- In How Solid-State EV Batteries May Lick the Fast-Charging Degradation Problem, Autoweek looks at the issue of fast charging EV batteries. “Solid-state batteries, with no liquid electrolyte, have been (like fleets of hydrogen cars) just around the corner for a long time. But commercialization is finally approaching, the companies say, and along with advantages over traditional lithium-ion in safety, weight and energy density, add a potential ability to fast-charge regularly with reduced battery damage.”
And Now For Something Completely Different
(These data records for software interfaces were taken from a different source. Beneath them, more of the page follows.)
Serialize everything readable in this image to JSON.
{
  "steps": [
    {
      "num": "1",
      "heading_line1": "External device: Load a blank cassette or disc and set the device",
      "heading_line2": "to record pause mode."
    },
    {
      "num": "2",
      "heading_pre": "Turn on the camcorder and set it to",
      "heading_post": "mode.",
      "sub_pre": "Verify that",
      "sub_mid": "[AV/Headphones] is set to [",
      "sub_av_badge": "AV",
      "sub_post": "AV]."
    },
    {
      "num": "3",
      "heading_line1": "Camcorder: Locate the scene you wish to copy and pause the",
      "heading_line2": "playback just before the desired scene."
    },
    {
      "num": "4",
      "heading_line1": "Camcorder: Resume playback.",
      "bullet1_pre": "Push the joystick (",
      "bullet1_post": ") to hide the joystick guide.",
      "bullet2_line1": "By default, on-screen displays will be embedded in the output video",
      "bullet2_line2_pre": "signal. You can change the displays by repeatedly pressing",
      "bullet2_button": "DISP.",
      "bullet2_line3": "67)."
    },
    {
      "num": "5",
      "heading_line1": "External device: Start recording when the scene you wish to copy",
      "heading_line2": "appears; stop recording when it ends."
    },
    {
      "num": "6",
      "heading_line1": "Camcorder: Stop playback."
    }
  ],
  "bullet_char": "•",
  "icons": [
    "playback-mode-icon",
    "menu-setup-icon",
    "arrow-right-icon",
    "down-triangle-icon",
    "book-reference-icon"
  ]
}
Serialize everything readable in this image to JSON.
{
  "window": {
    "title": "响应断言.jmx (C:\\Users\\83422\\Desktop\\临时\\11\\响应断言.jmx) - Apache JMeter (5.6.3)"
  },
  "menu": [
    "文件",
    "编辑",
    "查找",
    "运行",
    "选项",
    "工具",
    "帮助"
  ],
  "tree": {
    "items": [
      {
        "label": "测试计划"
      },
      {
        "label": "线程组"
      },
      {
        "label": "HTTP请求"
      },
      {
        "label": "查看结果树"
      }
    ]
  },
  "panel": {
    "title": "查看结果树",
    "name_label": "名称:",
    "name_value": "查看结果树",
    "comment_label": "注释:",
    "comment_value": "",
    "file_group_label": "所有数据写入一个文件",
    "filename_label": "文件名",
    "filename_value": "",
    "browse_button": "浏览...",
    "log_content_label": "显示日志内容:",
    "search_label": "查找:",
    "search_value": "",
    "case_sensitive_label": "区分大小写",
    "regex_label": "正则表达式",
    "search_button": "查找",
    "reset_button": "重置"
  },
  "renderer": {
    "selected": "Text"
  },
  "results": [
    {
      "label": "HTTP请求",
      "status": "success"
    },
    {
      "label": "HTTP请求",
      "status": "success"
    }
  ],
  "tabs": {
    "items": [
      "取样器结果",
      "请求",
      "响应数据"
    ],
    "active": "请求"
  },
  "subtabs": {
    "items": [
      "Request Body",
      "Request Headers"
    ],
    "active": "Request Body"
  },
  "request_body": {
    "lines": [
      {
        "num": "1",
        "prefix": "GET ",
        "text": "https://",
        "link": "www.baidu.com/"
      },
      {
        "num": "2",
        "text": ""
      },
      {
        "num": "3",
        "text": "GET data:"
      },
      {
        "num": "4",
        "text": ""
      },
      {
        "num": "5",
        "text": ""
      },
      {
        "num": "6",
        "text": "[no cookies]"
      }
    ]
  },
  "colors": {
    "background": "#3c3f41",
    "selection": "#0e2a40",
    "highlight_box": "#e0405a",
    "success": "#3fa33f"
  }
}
- The Apex H2 is the follow up to the Segway’s 2019 electric super motorcycle concept, the Apex. “Like that prototype, it sports a head-turning cyberpunk-inspired design that wouldn’t be out of place in a Tron sequel. The glossy black and white bike is all bold shapes, sharp angles and an outlandish one-sided front fork. The most striking aspect of the design, though, are the neon-lit accents that draw your attention to its wheels and sleek motor bay. “The engine setup holds its own, too. The Apex H2 will feature a hybrid powertrain that will convert gaseous hydrogen into electrical energy via a special fuel cell, reports New Atlas. Ninebot says the hydrogen-electric setup will be able to generate over 80 horsepower and rocket the bike from zero to 60 mph in less than four seconds. Considering that the original Segway—yes, the infamous two-wheel personal transporter favored by mall cops—topped out at 10 mph, that’s pretty impressive, even if it is slower than the Apex concept’s quoted top speed of 124 mph. Of course, there’s one key difference between the two bikes: The Apex H2 will be one of the rare concept vehicles you’ll be able to buy.”
The Big Picture
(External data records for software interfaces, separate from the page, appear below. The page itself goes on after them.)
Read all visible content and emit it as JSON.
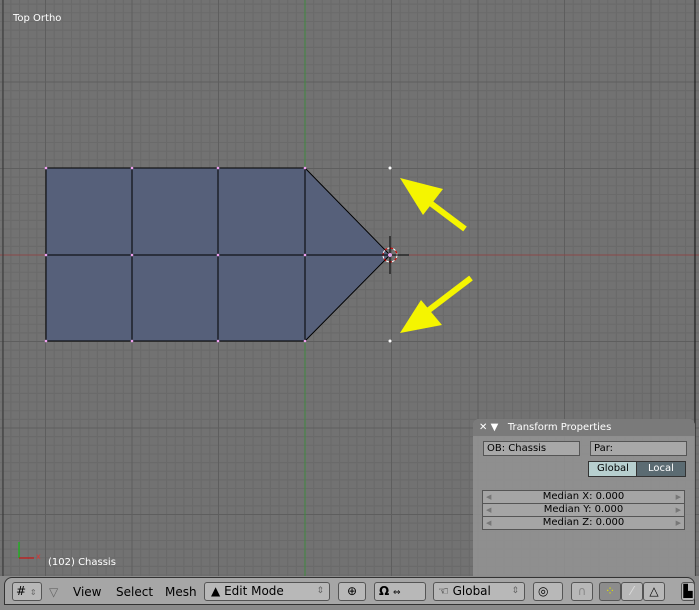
{
  "viewport": {
    "view_label": "Top Ortho",
    "object_info": "(102) Chassis",
    "mesh_color": "#56607a",
    "arrow_color": "#f5f500"
  },
  "transform_panel": {
    "title": "Transform Properties",
    "object_field": "OB: Chassis",
    "parent_field": "Par:",
    "global_label": "Global",
    "local_label": "Local",
    "median_x": "Median X: 0.000",
    "median_y": "Median Y: 0.000",
    "median_z": "Median Z: 0.000"
  },
  "header": {
    "menus": [
      "View",
      "Select",
      "Mesh"
    ],
    "mode": "Edit Mode",
    "orientation": "Global"
  }
}
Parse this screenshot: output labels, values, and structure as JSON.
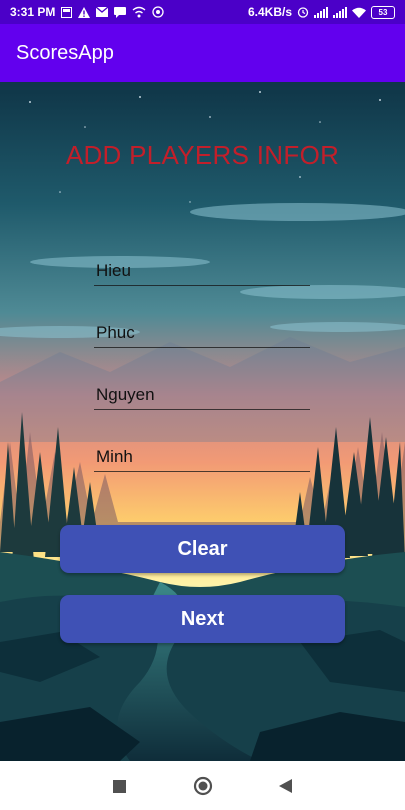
{
  "status_bar": {
    "time": "3:31 PM",
    "speed": "6.4KB/s",
    "battery": "53",
    "left_icons": [
      "photo-icon",
      "warning-icon",
      "mail-icon",
      "message-icon",
      "wifi-call-icon",
      "whatsapp-icon"
    ],
    "right_icons": [
      "alarm-icon",
      "signal-icon",
      "signal-icon",
      "wifi-icon",
      "battery-icon"
    ]
  },
  "app_bar": {
    "title": "ScoresApp"
  },
  "main": {
    "heading": "ADD PLAYERS INFOR",
    "players": [
      {
        "value": "Hieu"
      },
      {
        "value": "Phuc"
      },
      {
        "value": "Nguyen"
      },
      {
        "value": "Minh"
      }
    ],
    "clear_label": "Clear",
    "next_label": "Next"
  },
  "colors": {
    "status_bar": "#4b00c8",
    "app_bar": "#6200ee",
    "heading": "#c21f2a",
    "button": "#3f51b5"
  }
}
F1 driver Sebastian Vettel recently appeared on British TV talk show Question Time and admitted that the climate crisis makes me question racing in F1. “Asked if racing in F1 made him a hypocrite when it came to highlighting the need to save energy, Vettel replied: “It does, and you’re right when you laugh, because there are questions that I ask myself every day.” Anybody involved in motorsport and confronting the current landscape where every sport needs to essentially justify their use of scant resources would understand where Vettel is coming from. At the end of the day, motorsport is entertainment and is not absolutely necessary for humans to exist.
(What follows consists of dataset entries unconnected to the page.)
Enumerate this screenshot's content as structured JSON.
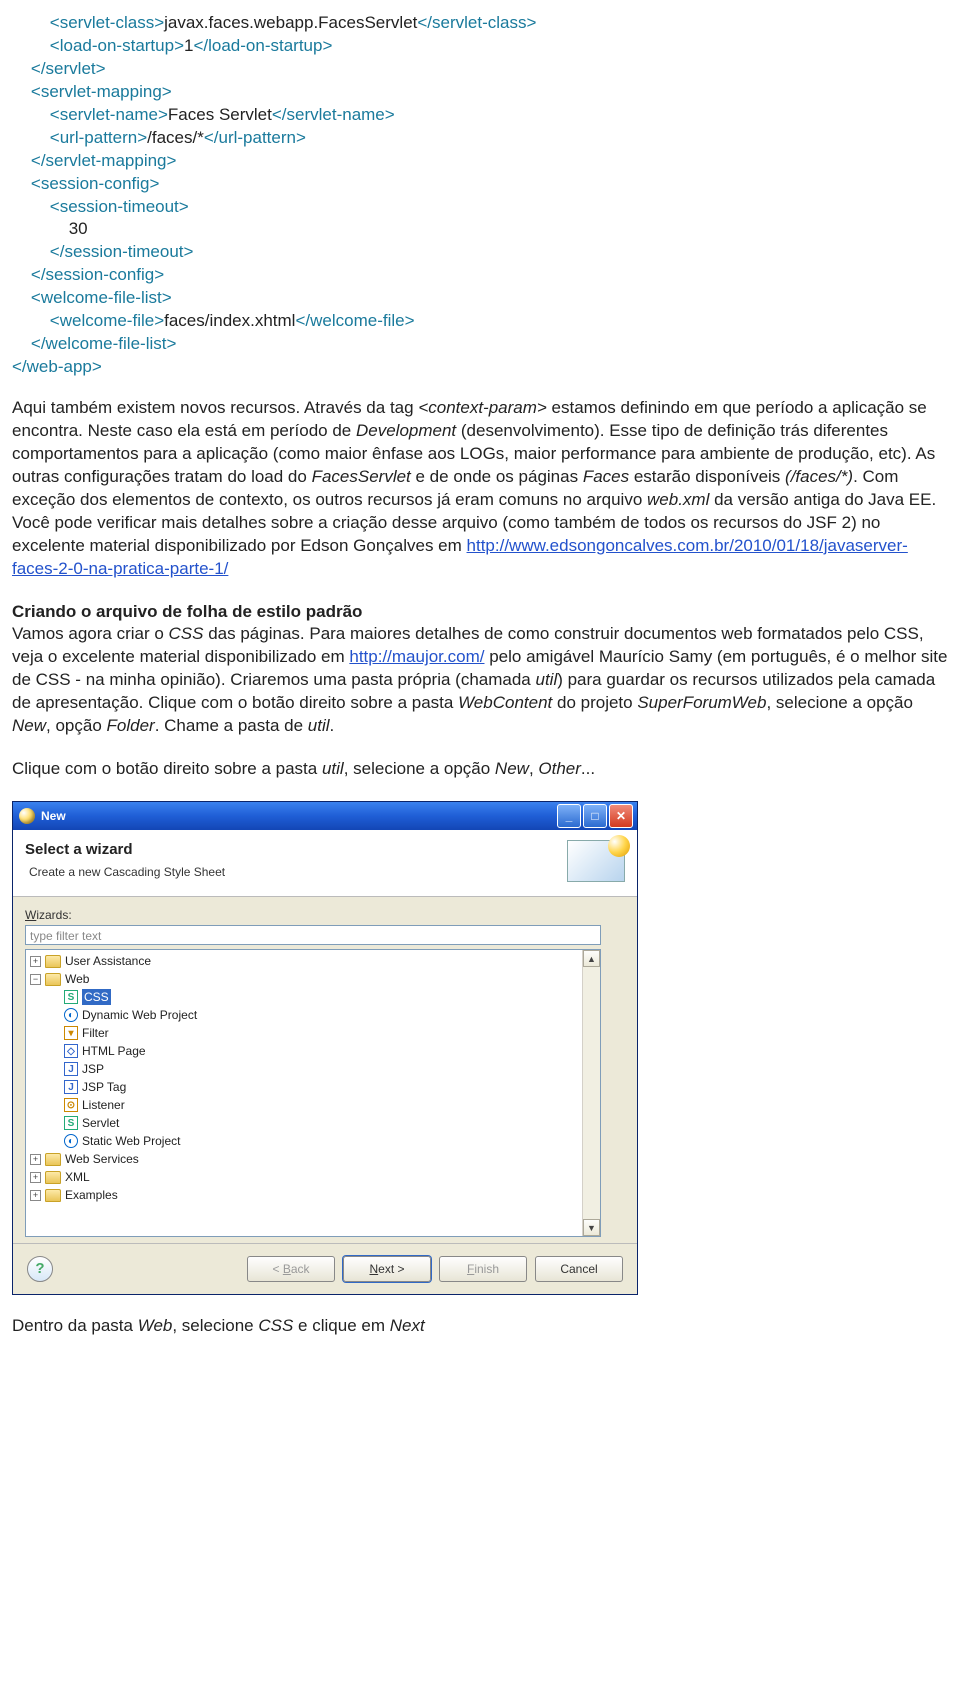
{
  "code": {
    "l1a": "<servlet-class>",
    "l1b": "javax.faces.webapp.FacesServlet",
    "l1c": "</servlet-class>",
    "l2a": "<load-on-startup>",
    "l2b": "1",
    "l2c": "</load-on-startup>",
    "l3": "</servlet>",
    "l4": "<servlet-mapping>",
    "l5a": "<servlet-name>",
    "l5b": "Faces Servlet",
    "l5c": "</servlet-name>",
    "l6a": "<url-pattern>",
    "l6b": "/faces/*",
    "l6c": "</url-pattern>",
    "l7": "</servlet-mapping>",
    "l8": "<session-config>",
    "l9": "<session-timeout>",
    "l10": "30",
    "l11": "</session-timeout>",
    "l12": "</session-config>",
    "l13": "<welcome-file-list>",
    "l14a": "<welcome-file>",
    "l14b": "faces/index.xhtml",
    "l14c": "</welcome-file>",
    "l15": "</welcome-file-list>",
    "l16": "</web-app>"
  },
  "para1": {
    "t1": "Aqui também existem novos recursos. Através da tag ",
    "i1": "<context-param>",
    "t2": " estamos definindo em que período a aplicação se encontra. Neste caso ela está em período de ",
    "i2": "Development",
    "t3": " (desenvolvimento). Esse tipo de definição trás diferentes comportamentos para a aplicação (como maior ênfase aos LOGs, maior performance para ambiente de produção, etc). As outras configurações tratam do load do ",
    "i3": "FacesServlet",
    "t4": " e de onde os páginas ",
    "i4": "Faces",
    "t5": " estarão disponíveis ",
    "i5": "(/faces/*)",
    "t6": ". Com exceção dos elementos de contexto, os outros recursos já eram comuns no arquivo ",
    "i6": "web.xml",
    "t7": " da versão antiga do Java EE. Você pode verificar mais detalhes sobre a criação desse arquivo (como também de todos os recursos do JSF 2) no excelente material disponibilizado por Edson Gonçalves em ",
    "link": "http://www.edsongoncalves.com.br/2010/01/18/javaserver-faces-2-0-na-pratica-parte-1/"
  },
  "heading": "Criando o arquivo de folha de estilo padrão",
  "para2": {
    "t1": "Vamos agora criar o ",
    "i1": "CSS",
    "t2": " das páginas. Para maiores detalhes de como construir documentos web formatados pelo CSS, veja o excelente material disponibilizado em ",
    "link": "http://maujor.com/",
    "t3": " pelo amigável Maurício Samy (em português, é o melhor site de CSS - na minha opinião). Criaremos uma pasta própria (chamada ",
    "i2": "util",
    "t4": ") para guardar os recursos utilizados pela camada de apresentação. Clique com o botão direito sobre a pasta ",
    "i3": "WebContent",
    "t5": " do projeto ",
    "i4": "SuperForumWeb",
    "t6": ", selecione a opção ",
    "i5": "New",
    "t7": ", opção ",
    "i6": "Folder",
    "t8": ". Chame a pasta de ",
    "i7": "util",
    "t9": "."
  },
  "para3": {
    "t1": "Clique com o botão direito sobre a pasta ",
    "i1": "util",
    "t2": ", selecione a opção ",
    "i2": "New",
    "t3": ", ",
    "i3": "Other",
    "t4": "..."
  },
  "dialog": {
    "title": "New",
    "bannerTitle": "Select a wizard",
    "bannerSub": "Create a new Cascading Style Sheet",
    "wizardsLabel": "Wizards:",
    "filterPlaceholder": "type filter text",
    "tree": {
      "userAssistance": "User Assistance",
      "web": "Web",
      "css": "CSS",
      "dwp": "Dynamic Web Project",
      "filter": "Filter",
      "html": "HTML Page",
      "jsp": "JSP",
      "jsptag": "JSP Tag",
      "listener": "Listener",
      "servlet": "Servlet",
      "swp": "Static Web Project",
      "ws": "Web Services",
      "xml": "XML",
      "ex": "Examples"
    },
    "buttons": {
      "back": "< Back",
      "next": "Next >",
      "finish": "Finish",
      "cancel": "Cancel"
    }
  },
  "footer": {
    "t1": "Dentro da pasta ",
    "i1": "Web",
    "t2": ", selecione ",
    "i2": "CSS",
    "t3": " e clique em ",
    "i3": "Next"
  }
}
But he also points out another factor: “Vettel also highlighted the importance of F1 as a source of entertainment, believing that people “would probably go mad” without things to enjoy.” This to me is key. Society needs entertainment, if to act as anything but a buffer between the trials and tribulation of life in 2022 and because it is such a popular form of entertainment, it can act as a proving ground for technologies that can make a difference to society as a whole while educating its fans on the problems and solutions available. Will motorsport ever be 100% sustainable? Of course not, no human activity will, but that does not mean that while enjoying the sport we love we do not continue to try and reduce its impact on resources as a whole. It is an imperfect, sometimes messy but always exhilarating journey and as Formula E Sustainability Director Julia Pallé mentioned above, racing and reason can in fact coexist. The future of the sport depends on it.